The trilogy dealing with the Mallen family saga began with The Mallen Streak (1973), and continued with The Mallen Girl (1974), and The Mallen Lot
(1974). The story was set in 19th-century Northumberland, and depicted
the affairs of the family against the background of past hidden sins. The Mallen trilogy was adapted into a TV series (1979) by Granada Production. The Fifteen Streets
(1989), directed by David Wheatley and starring Owen Teale, Sean Bean,
and Clare Holman, gained millions of viewers. Other adaptations focused
on novels such as The Black Velvet Gown, The Cinder Path, The Gambling Man, The Moth, Colour Blind, and A Dinner of Herbs.
Cookson's novel The Round Tower
won the Winifred Holtby Award for the best regional novel of 1968 and
of Literature's award for the Best Regional Novel of the Year. In 1974
she received in the Freedom of the Borough of South Shields. She had an
honorary degree from the university of Newcastle, the
Variety Club of Great Britain named her Writer of the Year, and she was
voted Personality of The North-East. In 1933 Cookson was made a Dame
Commander of the British Empire.
During the last years of her life, Cookson was almost totally blind and confined to bed in her luxurious home. She still received visitors. Catherine Cookson died peacefully shortly before her ninety-second birthday, on June 11, 1998. Posthumously published Kate Hannigan's Girl (1999) was the sequel to her first novel.

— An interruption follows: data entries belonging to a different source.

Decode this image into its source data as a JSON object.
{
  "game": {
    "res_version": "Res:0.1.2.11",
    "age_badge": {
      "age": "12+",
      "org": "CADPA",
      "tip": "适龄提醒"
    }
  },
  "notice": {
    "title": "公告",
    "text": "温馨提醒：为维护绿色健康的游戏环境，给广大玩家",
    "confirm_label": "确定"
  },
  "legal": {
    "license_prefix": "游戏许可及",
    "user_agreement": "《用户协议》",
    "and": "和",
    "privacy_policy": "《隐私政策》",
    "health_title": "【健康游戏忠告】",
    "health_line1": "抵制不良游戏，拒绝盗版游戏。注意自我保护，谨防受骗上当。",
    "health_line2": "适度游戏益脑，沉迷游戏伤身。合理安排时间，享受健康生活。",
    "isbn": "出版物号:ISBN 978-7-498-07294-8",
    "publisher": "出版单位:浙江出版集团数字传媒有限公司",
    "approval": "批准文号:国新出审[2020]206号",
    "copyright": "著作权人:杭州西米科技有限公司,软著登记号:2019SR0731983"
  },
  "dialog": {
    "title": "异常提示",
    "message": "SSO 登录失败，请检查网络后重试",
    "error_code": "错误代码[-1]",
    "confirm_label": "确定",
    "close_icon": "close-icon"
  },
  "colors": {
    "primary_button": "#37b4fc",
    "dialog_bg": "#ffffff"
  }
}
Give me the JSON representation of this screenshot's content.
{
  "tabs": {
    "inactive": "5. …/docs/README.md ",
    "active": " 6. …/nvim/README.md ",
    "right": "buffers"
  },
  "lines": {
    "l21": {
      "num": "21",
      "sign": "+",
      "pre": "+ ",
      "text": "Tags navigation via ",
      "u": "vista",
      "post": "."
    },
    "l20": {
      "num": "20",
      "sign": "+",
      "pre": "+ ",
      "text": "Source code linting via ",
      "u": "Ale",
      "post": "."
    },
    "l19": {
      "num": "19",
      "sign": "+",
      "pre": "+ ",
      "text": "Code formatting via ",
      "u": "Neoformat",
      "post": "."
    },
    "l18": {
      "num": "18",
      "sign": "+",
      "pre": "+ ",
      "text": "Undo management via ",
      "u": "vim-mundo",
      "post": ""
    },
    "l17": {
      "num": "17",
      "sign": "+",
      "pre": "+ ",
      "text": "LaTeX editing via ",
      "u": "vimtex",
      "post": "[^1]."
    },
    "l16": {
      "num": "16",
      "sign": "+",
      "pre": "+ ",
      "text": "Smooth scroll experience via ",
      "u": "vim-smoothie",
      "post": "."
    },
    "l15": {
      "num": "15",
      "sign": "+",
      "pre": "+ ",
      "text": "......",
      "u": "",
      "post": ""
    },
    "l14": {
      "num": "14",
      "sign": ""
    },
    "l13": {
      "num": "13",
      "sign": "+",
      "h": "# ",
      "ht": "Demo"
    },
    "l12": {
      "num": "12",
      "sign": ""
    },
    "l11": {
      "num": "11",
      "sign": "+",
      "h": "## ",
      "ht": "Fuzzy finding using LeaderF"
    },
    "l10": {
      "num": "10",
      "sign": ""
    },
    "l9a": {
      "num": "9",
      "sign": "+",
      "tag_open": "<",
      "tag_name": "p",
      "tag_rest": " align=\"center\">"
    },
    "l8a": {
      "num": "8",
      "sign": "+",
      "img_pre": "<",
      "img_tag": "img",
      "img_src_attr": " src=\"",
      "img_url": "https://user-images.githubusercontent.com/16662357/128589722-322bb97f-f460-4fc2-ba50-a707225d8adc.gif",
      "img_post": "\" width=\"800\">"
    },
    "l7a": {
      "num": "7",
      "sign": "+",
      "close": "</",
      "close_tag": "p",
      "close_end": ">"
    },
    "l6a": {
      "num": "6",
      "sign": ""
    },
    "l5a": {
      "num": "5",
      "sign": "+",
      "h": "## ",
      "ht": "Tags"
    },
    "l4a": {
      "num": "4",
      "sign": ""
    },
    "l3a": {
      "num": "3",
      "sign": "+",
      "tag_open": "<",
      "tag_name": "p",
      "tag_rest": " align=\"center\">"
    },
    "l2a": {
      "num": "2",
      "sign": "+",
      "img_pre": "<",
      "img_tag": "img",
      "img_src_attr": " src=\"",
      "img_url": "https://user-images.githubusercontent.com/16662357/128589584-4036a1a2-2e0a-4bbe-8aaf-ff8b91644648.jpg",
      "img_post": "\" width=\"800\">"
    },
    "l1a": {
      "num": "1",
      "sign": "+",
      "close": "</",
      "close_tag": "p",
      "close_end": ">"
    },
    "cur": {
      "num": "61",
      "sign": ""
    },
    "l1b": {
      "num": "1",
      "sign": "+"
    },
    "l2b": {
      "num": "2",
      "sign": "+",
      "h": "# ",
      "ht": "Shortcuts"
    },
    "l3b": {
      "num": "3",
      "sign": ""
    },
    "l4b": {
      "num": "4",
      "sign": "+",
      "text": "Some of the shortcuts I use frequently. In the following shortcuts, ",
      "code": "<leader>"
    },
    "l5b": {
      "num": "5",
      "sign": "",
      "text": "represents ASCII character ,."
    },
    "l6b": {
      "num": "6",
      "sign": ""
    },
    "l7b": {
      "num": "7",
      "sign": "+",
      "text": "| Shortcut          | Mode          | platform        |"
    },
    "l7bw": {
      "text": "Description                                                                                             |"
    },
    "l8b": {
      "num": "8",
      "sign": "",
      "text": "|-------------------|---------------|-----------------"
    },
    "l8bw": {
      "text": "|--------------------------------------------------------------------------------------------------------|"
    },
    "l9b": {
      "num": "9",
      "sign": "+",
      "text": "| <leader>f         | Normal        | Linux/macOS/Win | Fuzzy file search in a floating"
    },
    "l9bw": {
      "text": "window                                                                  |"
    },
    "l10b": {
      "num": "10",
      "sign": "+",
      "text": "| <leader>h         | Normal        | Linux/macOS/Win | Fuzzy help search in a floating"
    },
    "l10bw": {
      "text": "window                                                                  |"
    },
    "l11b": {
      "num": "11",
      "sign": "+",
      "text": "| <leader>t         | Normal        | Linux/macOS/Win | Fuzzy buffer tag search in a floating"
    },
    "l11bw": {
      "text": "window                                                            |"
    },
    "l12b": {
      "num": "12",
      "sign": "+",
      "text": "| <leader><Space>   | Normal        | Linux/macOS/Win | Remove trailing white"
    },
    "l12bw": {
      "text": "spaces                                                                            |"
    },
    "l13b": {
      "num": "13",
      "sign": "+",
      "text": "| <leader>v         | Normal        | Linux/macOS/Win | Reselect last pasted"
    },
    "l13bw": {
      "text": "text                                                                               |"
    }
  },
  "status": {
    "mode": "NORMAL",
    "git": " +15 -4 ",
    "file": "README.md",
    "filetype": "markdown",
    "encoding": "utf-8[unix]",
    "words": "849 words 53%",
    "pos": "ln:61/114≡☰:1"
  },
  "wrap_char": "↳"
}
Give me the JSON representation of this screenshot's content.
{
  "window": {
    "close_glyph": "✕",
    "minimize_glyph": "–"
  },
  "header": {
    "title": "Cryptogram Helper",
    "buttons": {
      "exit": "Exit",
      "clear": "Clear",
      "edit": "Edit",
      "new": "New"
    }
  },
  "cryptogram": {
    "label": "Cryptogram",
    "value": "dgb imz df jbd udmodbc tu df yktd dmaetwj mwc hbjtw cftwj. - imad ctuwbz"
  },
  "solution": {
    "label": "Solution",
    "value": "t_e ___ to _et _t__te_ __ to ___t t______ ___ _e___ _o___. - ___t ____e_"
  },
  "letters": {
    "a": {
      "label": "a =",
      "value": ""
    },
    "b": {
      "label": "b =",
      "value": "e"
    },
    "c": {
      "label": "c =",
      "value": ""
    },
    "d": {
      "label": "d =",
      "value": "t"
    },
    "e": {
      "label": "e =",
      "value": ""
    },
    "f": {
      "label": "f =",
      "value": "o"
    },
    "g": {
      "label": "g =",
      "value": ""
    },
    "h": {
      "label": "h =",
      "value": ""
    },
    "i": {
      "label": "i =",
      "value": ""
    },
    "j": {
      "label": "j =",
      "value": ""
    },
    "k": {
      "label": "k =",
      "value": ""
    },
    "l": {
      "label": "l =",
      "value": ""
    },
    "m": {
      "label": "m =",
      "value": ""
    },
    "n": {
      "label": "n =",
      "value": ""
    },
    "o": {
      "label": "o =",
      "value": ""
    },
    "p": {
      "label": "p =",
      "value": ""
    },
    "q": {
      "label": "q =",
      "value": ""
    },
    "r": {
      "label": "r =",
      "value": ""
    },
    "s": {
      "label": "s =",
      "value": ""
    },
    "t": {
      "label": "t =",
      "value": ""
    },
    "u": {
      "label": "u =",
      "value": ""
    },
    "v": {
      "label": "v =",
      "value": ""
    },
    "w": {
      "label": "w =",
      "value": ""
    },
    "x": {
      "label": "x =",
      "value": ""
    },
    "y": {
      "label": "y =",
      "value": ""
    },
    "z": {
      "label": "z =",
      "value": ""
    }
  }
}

For further information: The Girl from Leam Lane: The Life and Writing of Catherine Cookson by Piers Dudgeon (1984); Now Read on: A Guide to Contemporary Popular Fiction by Mandy Hicken and Ray Prytherch (1990); 'Cookson, Catherine,' in Twentieth-Century Romance and Historical Writers, edited by Aruna Vasudevan (1994); Contemporary Popular Writers, edited by David Mote (1997); 'Catherine Cookson DBE, OBE,' in Bestsellers: Top Writers Tell How by Richard Joseph (1997); The Catherine Cookson Companion by Cliff Goodwin (1999); Catherine Cookson: The Biography by Kathleen Jones (1999); Seeking Catherine Cookson's 'Da': The Real Story of Finding her Father by Kathleen Jones (2004); Catherine Cookson Country: On the Borders of Legitimacy, Fiction, and History, edited by Julie Anne Taddeo (2012); Mapping Catherine Cookson's Non-fictional and Fictional Landscapes around the River Tyne by Oscar Aldred Research Report (2014); Catherine Cookson: Child of the Tyne by Kathleen Jones (2018) - Note: A third of all fiction borrowed from public libraries in 1988 in the UK was by Catherine Cookson. In 1997 nine of her works were on the list of ten most borrowed books.
The Mary Ann Shaughnessy series:
The Mallen novels:
The Tilly Trotter series:
The Hamilton novels:
The Bill Bailey novels: